◆ Work to complete
Scan the data below and state the number of lines that include the word "Taylor", adding no comment.
Records for the exercise Start Marker
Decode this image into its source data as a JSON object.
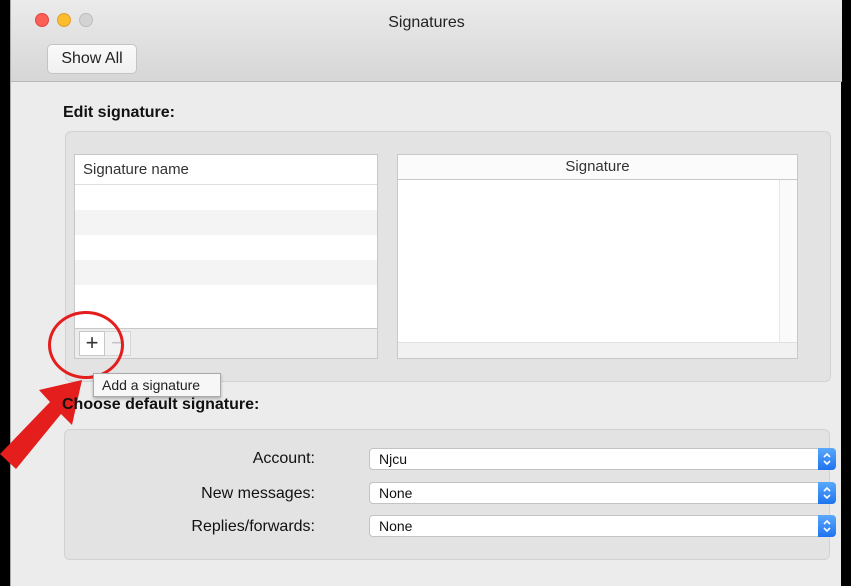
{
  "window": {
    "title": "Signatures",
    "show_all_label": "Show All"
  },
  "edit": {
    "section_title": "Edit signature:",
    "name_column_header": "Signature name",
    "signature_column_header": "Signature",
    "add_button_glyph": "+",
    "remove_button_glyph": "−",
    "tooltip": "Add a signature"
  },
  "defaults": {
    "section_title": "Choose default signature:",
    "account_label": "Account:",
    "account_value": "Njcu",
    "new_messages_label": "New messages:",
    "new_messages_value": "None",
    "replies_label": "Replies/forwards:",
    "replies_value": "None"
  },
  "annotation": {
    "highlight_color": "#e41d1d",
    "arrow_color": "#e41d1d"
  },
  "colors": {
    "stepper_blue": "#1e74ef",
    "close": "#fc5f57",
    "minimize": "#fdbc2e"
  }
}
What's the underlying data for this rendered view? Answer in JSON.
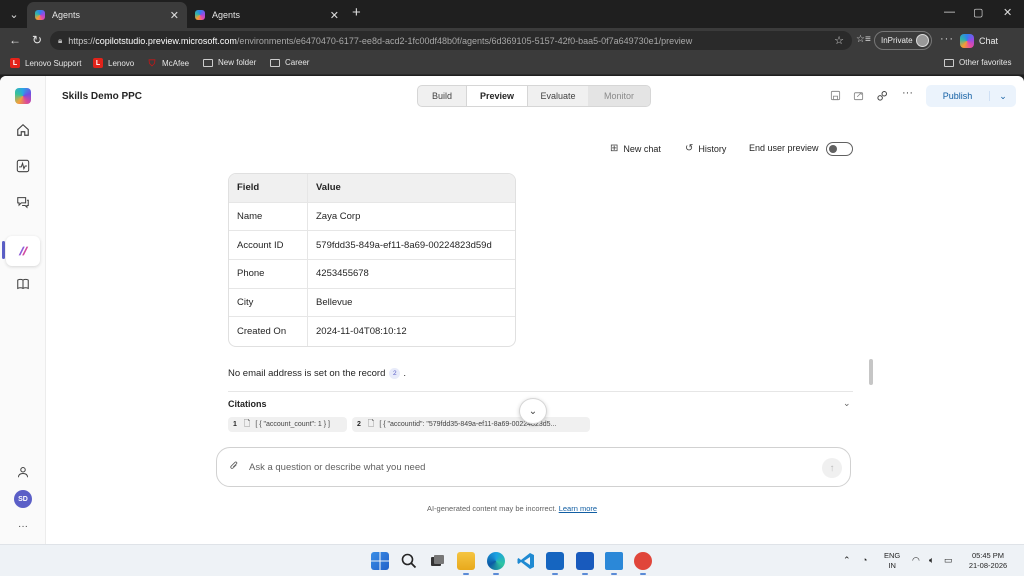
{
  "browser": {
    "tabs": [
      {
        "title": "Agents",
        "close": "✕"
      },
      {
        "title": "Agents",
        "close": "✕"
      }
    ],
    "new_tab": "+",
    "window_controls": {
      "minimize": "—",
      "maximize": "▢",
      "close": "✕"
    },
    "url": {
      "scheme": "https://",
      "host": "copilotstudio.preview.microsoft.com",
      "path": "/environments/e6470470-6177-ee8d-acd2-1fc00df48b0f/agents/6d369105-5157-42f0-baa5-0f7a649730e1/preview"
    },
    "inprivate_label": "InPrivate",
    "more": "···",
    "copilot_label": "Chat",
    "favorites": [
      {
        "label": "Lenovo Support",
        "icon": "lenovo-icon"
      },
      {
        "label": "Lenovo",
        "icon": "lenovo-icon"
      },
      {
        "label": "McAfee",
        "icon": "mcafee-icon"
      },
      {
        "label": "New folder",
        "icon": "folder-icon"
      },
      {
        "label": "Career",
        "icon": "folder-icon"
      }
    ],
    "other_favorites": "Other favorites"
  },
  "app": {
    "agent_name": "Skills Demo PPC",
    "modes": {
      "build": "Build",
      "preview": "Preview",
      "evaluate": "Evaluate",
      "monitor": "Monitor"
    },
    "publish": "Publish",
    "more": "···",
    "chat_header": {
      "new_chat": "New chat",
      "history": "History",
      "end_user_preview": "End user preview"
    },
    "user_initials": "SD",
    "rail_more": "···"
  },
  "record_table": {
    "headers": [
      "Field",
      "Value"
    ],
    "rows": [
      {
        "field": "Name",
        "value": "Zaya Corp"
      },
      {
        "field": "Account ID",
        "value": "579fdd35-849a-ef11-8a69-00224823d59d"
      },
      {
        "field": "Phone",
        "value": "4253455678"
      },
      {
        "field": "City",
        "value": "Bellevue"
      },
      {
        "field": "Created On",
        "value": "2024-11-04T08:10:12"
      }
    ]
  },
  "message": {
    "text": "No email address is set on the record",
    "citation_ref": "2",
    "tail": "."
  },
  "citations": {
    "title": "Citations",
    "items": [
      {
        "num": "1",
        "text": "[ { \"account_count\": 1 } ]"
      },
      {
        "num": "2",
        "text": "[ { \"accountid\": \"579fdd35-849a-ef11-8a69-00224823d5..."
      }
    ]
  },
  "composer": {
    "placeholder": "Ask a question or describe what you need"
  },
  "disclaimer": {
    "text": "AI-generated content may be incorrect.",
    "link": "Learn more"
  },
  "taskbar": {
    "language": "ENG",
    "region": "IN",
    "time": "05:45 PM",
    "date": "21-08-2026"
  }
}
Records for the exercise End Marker
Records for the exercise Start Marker
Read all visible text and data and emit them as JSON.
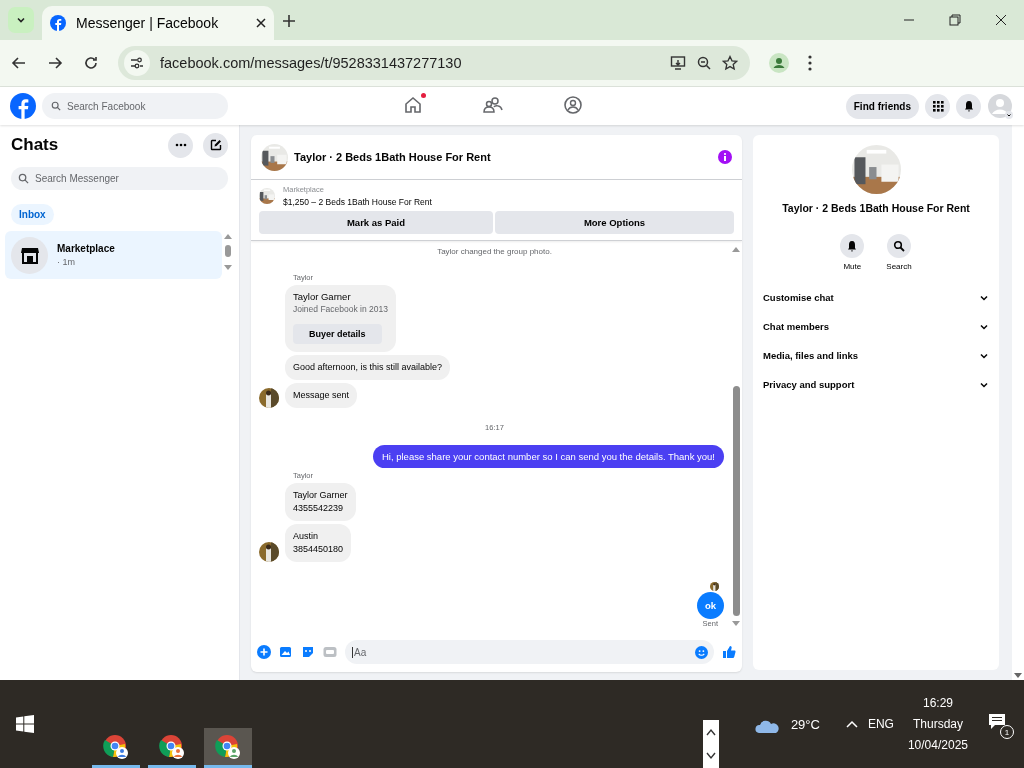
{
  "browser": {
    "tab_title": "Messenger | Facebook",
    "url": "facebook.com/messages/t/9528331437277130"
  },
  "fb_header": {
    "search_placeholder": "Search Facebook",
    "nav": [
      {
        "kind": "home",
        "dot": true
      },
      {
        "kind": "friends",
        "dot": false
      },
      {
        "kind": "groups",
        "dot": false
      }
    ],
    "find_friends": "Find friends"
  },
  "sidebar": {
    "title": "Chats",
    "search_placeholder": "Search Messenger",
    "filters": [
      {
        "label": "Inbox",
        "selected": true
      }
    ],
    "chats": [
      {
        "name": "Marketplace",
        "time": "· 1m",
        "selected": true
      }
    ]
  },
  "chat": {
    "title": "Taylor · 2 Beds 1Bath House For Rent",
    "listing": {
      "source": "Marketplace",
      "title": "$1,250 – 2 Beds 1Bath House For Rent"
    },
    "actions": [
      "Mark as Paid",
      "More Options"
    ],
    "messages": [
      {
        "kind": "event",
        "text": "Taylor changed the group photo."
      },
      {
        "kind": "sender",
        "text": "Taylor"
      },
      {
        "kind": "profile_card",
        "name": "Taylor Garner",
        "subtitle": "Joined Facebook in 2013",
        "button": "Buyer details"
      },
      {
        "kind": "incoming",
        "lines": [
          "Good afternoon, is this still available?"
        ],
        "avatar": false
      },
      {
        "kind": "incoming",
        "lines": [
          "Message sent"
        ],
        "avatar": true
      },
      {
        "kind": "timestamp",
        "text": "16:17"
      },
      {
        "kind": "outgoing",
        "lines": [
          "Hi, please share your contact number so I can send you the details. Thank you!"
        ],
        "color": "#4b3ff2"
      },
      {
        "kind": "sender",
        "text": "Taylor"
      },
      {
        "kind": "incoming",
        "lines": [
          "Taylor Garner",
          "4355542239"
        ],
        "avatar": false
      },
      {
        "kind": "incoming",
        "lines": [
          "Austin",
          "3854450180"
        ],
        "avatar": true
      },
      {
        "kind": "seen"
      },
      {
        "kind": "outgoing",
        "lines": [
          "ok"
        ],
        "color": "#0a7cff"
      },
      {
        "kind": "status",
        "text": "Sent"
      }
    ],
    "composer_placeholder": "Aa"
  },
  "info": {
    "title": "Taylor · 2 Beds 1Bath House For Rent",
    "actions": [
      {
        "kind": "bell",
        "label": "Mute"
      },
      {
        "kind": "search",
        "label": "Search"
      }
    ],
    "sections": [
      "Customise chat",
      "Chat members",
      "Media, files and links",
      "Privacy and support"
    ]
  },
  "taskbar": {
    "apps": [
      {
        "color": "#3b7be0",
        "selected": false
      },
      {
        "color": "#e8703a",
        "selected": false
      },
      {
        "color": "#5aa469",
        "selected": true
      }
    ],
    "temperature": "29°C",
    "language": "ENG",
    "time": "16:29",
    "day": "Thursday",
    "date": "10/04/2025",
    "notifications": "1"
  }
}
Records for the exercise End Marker
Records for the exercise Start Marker
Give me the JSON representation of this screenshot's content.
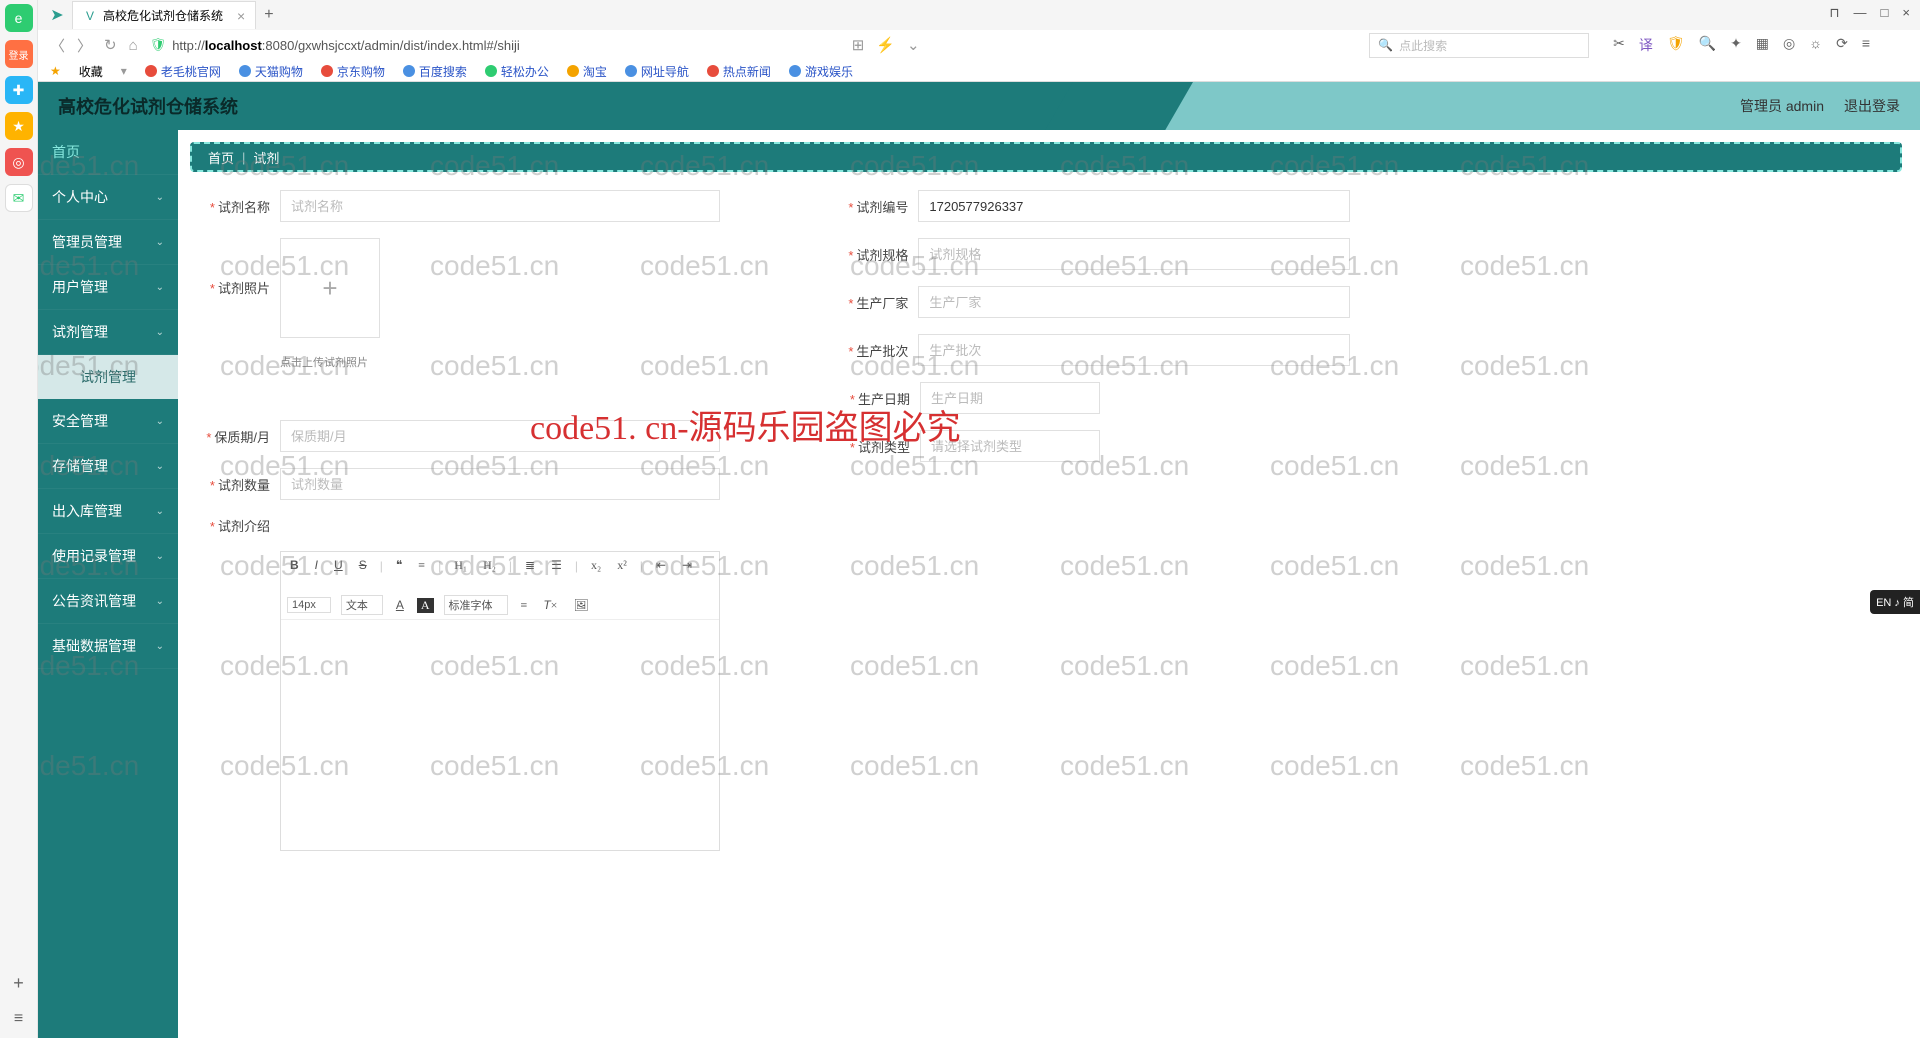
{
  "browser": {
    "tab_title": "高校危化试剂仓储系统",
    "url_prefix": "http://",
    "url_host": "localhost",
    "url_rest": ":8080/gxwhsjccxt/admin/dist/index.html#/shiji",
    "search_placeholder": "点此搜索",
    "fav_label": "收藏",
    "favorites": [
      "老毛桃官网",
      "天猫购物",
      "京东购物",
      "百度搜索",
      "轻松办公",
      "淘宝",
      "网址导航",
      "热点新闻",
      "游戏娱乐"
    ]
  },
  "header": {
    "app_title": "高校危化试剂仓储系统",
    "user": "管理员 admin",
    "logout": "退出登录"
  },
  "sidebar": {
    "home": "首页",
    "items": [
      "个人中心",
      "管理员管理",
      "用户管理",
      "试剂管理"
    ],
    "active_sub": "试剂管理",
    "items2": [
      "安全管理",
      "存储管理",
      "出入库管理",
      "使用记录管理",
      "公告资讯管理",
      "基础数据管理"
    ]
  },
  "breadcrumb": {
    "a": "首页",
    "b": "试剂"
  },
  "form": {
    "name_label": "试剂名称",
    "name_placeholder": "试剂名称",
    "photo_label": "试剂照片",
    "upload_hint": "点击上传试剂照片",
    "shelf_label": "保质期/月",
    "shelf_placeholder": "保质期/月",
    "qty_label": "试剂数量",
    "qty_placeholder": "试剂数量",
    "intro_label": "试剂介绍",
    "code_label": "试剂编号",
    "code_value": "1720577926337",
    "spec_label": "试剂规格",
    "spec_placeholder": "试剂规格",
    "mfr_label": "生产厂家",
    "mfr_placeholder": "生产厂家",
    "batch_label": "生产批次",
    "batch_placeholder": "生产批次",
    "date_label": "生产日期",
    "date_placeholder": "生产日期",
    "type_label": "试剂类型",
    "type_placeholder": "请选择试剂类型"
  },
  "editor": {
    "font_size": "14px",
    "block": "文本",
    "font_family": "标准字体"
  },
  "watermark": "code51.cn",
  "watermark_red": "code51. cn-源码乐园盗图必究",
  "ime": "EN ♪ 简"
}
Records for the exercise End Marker
◆ Result of the exercise
7